- [About this task] From the entries that follow, pick out all lines holding "Contour".

- [Dataset rows describing interfaces]
[Start of Attachment]

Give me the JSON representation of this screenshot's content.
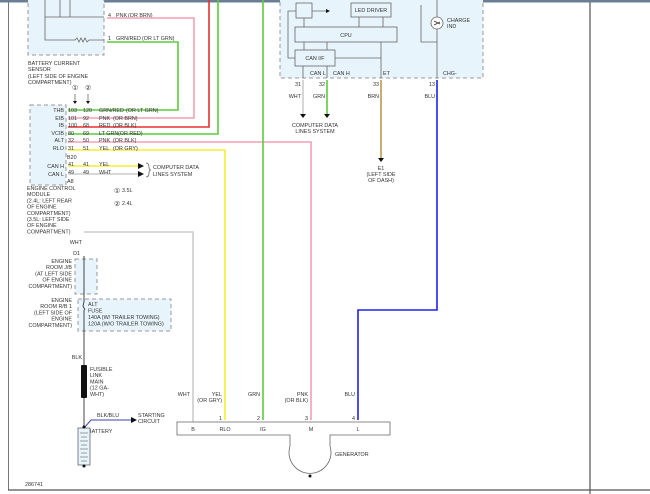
{
  "diagram_id": "286741",
  "colors": {
    "pink": "#f4a0b4",
    "red": "#e83030",
    "green": "#5ccc3c",
    "yellow": "#f4f030",
    "white_wire": "#cccccc",
    "brown": "#b89a50",
    "blue": "#2020f0",
    "black": "#111111",
    "box_fill": "#e8f4fc",
    "frame": "#6a7f96"
  },
  "battery_sensor": {
    "label": [
      "BATTERY CURRENT",
      "SENSOR",
      "(LEFT SIDE OF ENGINE",
      "COMPARTMENT)"
    ],
    "pins": [
      {
        "num": "4",
        "wire": "PNK",
        "alt": "(OR BRN)"
      },
      {
        "num": "1",
        "wire": "GRN/RED",
        "alt": "(OR LT GRN)"
      }
    ]
  },
  "legend": {
    "c1": "①",
    "c2": "②",
    "v1": "3.5L",
    "v2": "2.4L"
  },
  "ecm": {
    "label": [
      "ENGINE CONTROL",
      "MODULE",
      "(2.4L: LEFT REAR",
      "OF ENGINE",
      "COMPARTMENT)",
      "(3.5L: LEFT SIDE",
      "OF ENGINE",
      "COMPARTMENT)"
    ],
    "rows": [
      {
        "term": "THB",
        "p1": "103",
        "p2": "120",
        "wire": "GRN/RED",
        "alt": "(OR LT GRN)"
      },
      {
        "term": "EIB",
        "p1": "101",
        "p2": "92",
        "wire": "PNK",
        "alt": "(OR BRN)"
      },
      {
        "term": "IB",
        "p1": "100",
        "p2": "68",
        "wire": "RED",
        "alt": "(OR BLK)"
      },
      {
        "term": "VCIB",
        "p1": "80",
        "p2": "69",
        "wire": "LT GRN",
        "alt": "(OR RED)"
      },
      {
        "term": "ALT",
        "p1": "32",
        "p2": "50",
        "wire": "PNK",
        "alt": "(OR BLK)"
      },
      {
        "term": "RLO",
        "p1": "31",
        "p2": "51",
        "wire": "YEL",
        "alt": "(OR GRY)"
      }
    ],
    "connector_b": "B20",
    "connector_a": "A8",
    "can": [
      {
        "term": "CAN H",
        "p1": "41",
        "p2": "41",
        "wire": "YEL"
      },
      {
        "term": "CAN L",
        "p1": "49",
        "p2": "49",
        "wire": "WHT"
      }
    ],
    "can_dest": [
      "COMPUTER DATA",
      "LINES SYSTEM"
    ]
  },
  "combination_meter": {
    "blocks": {
      "led": "LED DRIVER",
      "cpu": "CPU",
      "canif": "CAN I/F",
      "charge": [
        "CHARGE",
        "IND"
      ]
    },
    "pins": [
      {
        "term": "CAN L",
        "num": "31",
        "wire": "WHT"
      },
      {
        "term": "CAN H",
        "num": "32",
        "wire": "GRN"
      },
      {
        "term": "ET",
        "num": "33",
        "wire": "BRN"
      },
      {
        "term": "CHG-",
        "num": "13",
        "wire": "BLU"
      }
    ],
    "can_dest": [
      "COMPUTER DATA",
      "LINES SYSTEM"
    ],
    "ground": [
      "E1",
      "(LEFT SIDE",
      "OF DASH)"
    ]
  },
  "power": {
    "wht": "WHT",
    "d1": "D1",
    "jb_label": [
      "ENGINE",
      "ROOM J/B",
      "(AT LEFT SIDE",
      "OF ENGINE",
      "COMPARTMENT)"
    ],
    "rb_label": [
      "ENGINE",
      "ROOM R/B 1",
      "(LEFT SIDE OF",
      "ENGINE",
      "COMPARTMENT)"
    ],
    "fuse": [
      "ALT",
      "FUSE",
      "140A    (W/ TRAILER TOWING)",
      "120A    (W/O TRAILER TOWING)"
    ],
    "blk": "BLK",
    "fusible": [
      "FUSIBLE",
      "LINK",
      "MAIN",
      "(12 GA-",
      "WHT)"
    ],
    "start_wire": "BLK/BLU",
    "start_dest": [
      "STARTING",
      "CIRCUIT"
    ],
    "battery": "BATTERY"
  },
  "generator": {
    "label": "GENERATOR",
    "terminals": [
      {
        "term": "B",
        "num": "",
        "wire": "WHT",
        "alt": ""
      },
      {
        "term": "RLO",
        "num": "1",
        "wire": "YEL",
        "alt": "(OR GRY)"
      },
      {
        "term": "IG",
        "num": "2",
        "wire": "GRN",
        "alt": ""
      },
      {
        "term": "M",
        "num": "3",
        "wire": "PNK",
        "alt": "(OR BLK)"
      },
      {
        "term": "L",
        "num": "4",
        "wire": "BLU",
        "alt": ""
      }
    ]
  }
}
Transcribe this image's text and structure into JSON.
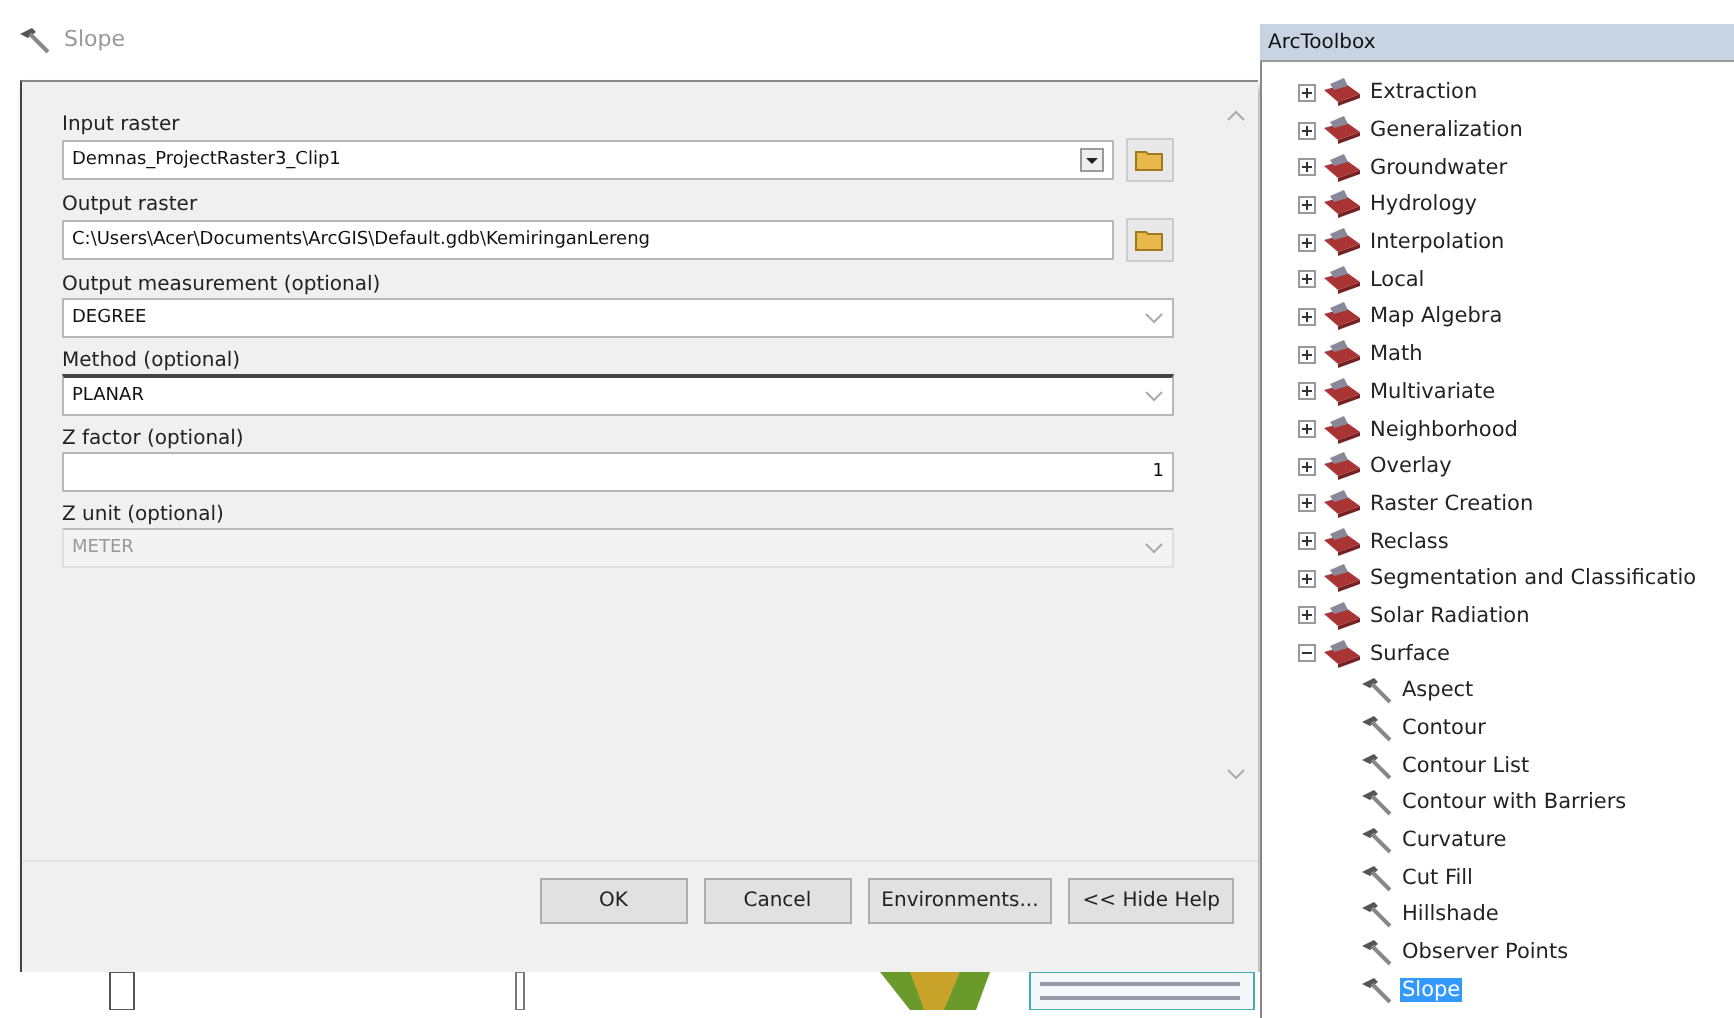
{
  "dialog": {
    "title": "Slope",
    "fields": [
      {
        "label": "Input raster",
        "kind": "dropdown",
        "value": "Demnas_ProjectRaster3_Clip1",
        "browse": true,
        "disabled": false
      },
      {
        "label": "Output raster",
        "kind": "text",
        "value": "C:\\Users\\Acer\\Documents\\ArcGIS\\Default.gdb\\KemiringanLereng",
        "browse": true,
        "disabled": false
      },
      {
        "label": "Output measurement (optional)",
        "kind": "select",
        "value": "DEGREE",
        "browse": false,
        "disabled": false
      },
      {
        "label": "Method (optional)",
        "kind": "select",
        "value": "PLANAR",
        "browse": false,
        "disabled": false
      },
      {
        "label": "Z factor (optional)",
        "kind": "number",
        "value": "1",
        "browse": false,
        "disabled": false
      },
      {
        "label": "Z unit (optional)",
        "kind": "select",
        "value": "METER",
        "browse": false,
        "disabled": true
      }
    ],
    "buttons": [
      "OK",
      "Cancel",
      "Environments...",
      "<< Hide Help"
    ]
  },
  "toolbox": {
    "title": "ArcToolbox",
    "items": [
      {
        "label": "Extraction",
        "expanded": false
      },
      {
        "label": "Generalization",
        "expanded": false
      },
      {
        "label": "Groundwater",
        "expanded": false
      },
      {
        "label": "Hydrology",
        "expanded": false
      },
      {
        "label": "Interpolation",
        "expanded": false
      },
      {
        "label": "Local",
        "expanded": false
      },
      {
        "label": "Map Algebra",
        "expanded": false
      },
      {
        "label": "Math",
        "expanded": false
      },
      {
        "label": "Multivariate",
        "expanded": false
      },
      {
        "label": "Neighborhood",
        "expanded": false
      },
      {
        "label": "Overlay",
        "expanded": false
      },
      {
        "label": "Raster Creation",
        "expanded": false
      },
      {
        "label": "Reclass",
        "expanded": false
      },
      {
        "label": "Segmentation and Classificatio",
        "expanded": false
      },
      {
        "label": "Solar Radiation",
        "expanded": false
      },
      {
        "label": "Surface",
        "expanded": true,
        "children": [
          {
            "label": "Aspect",
            "selected": false
          },
          {
            "label": "Contour",
            "selected": false
          },
          {
            "label": "Contour List",
            "selected": false
          },
          {
            "label": "Contour with Barriers",
            "selected": false
          },
          {
            "label": "Curvature",
            "selected": false
          },
          {
            "label": "Cut Fill",
            "selected": false
          },
          {
            "label": "Hillshade",
            "selected": false
          },
          {
            "label": "Observer Points",
            "selected": false
          },
          {
            "label": "Slope",
            "selected": true
          }
        ]
      }
    ]
  }
}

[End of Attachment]

- [Written response]
            "label": "Contour",
            "label": "Contour List",
            "label": "Contour with Barriers",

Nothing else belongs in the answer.